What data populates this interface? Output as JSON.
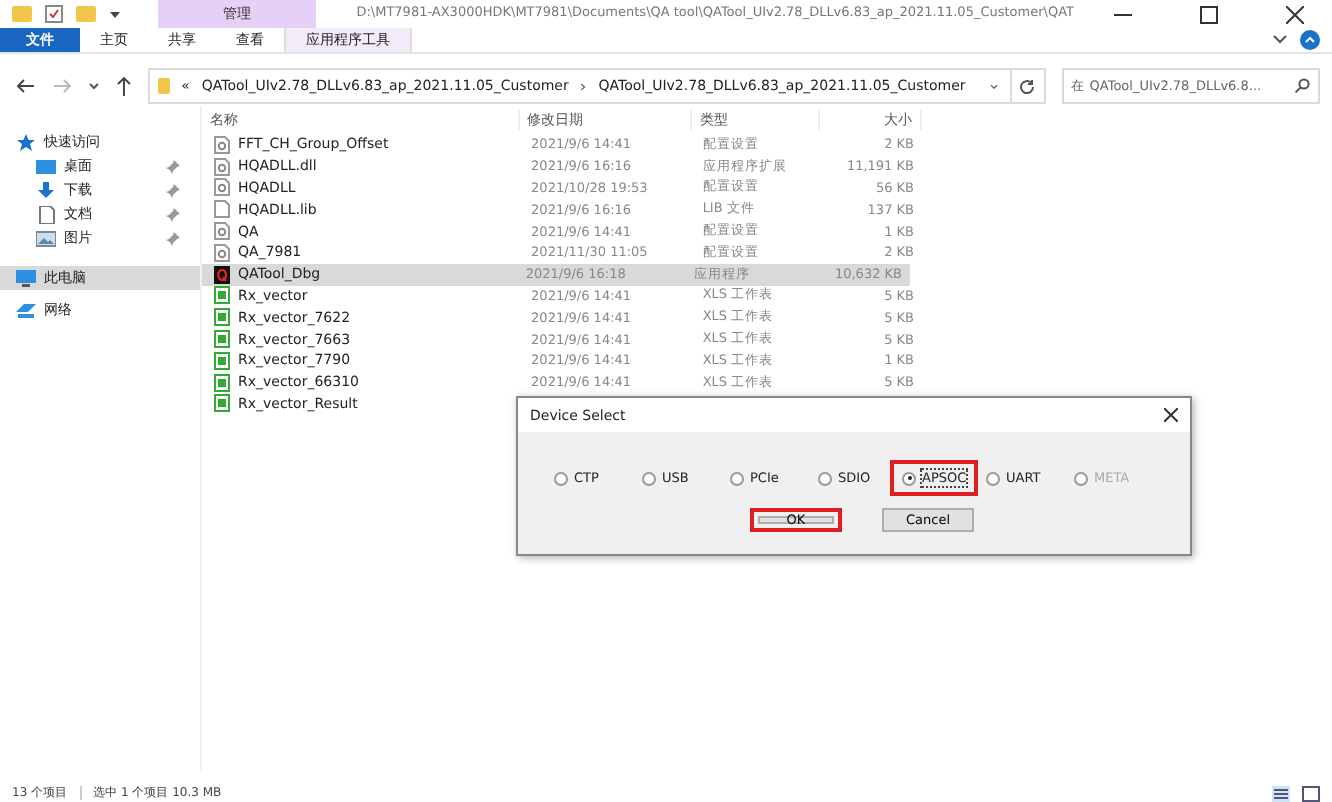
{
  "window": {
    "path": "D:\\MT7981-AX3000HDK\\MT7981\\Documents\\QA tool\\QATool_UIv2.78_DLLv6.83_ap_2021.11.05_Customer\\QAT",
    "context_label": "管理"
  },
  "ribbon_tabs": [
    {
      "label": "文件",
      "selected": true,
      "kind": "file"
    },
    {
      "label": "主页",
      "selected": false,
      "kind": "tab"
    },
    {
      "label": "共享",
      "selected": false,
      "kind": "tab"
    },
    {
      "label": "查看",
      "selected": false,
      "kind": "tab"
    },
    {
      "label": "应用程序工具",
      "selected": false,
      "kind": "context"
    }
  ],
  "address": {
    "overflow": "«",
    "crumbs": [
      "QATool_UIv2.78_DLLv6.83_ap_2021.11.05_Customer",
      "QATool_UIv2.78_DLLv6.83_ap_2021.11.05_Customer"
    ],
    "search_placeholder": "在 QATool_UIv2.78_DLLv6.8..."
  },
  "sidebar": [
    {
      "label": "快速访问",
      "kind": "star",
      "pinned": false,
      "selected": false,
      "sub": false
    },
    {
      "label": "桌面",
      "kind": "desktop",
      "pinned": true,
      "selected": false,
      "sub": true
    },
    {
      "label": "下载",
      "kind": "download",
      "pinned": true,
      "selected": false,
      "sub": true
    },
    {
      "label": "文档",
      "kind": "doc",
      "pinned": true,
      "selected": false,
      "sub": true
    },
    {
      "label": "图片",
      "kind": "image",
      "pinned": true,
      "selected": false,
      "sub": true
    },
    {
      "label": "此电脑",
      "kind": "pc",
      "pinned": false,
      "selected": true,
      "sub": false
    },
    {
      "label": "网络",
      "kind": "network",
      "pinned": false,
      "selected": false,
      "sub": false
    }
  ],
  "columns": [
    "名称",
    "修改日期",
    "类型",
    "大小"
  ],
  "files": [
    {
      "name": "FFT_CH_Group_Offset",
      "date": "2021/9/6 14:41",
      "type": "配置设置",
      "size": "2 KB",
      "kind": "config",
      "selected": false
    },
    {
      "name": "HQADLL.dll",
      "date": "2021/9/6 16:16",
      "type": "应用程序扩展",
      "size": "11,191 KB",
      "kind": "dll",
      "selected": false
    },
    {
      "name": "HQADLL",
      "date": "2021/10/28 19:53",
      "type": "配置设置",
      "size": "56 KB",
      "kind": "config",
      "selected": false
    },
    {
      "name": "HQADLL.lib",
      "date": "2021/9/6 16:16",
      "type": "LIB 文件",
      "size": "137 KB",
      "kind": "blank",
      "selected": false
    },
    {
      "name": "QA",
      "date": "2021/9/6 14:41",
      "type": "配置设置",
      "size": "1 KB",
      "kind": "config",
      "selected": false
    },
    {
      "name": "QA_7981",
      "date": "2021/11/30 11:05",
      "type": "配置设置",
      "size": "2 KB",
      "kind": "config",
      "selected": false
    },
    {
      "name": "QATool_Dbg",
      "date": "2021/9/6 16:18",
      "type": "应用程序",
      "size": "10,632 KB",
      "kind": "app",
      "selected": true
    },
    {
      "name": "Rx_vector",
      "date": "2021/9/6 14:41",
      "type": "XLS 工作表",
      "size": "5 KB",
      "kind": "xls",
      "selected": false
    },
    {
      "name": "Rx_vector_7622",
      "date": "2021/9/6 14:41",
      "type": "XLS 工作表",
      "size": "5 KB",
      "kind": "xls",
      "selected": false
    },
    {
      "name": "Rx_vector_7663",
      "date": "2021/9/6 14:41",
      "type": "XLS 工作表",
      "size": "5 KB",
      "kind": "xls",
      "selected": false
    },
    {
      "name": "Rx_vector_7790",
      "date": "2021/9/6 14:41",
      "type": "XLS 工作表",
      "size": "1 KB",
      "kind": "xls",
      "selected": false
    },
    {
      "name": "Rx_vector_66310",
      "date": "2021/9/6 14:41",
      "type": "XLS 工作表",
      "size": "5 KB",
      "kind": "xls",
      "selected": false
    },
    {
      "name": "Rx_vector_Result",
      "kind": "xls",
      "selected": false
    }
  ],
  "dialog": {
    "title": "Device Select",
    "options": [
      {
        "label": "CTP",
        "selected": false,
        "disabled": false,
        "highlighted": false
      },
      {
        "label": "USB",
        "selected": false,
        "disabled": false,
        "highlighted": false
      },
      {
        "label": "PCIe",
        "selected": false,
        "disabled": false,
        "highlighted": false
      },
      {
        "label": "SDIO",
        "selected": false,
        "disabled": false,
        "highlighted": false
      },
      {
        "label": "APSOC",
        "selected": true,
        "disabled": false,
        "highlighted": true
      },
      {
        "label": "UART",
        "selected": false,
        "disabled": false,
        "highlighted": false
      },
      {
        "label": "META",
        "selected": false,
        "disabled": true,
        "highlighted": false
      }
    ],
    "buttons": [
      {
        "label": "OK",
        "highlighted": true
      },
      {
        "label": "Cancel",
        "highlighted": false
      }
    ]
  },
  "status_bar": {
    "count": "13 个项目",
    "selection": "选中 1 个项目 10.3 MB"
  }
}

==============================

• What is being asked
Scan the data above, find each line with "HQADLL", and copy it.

• Written solution
      "name": "HQADLL.dll",
      "name": "HQADLL",
      "name": "HQADLL.lib",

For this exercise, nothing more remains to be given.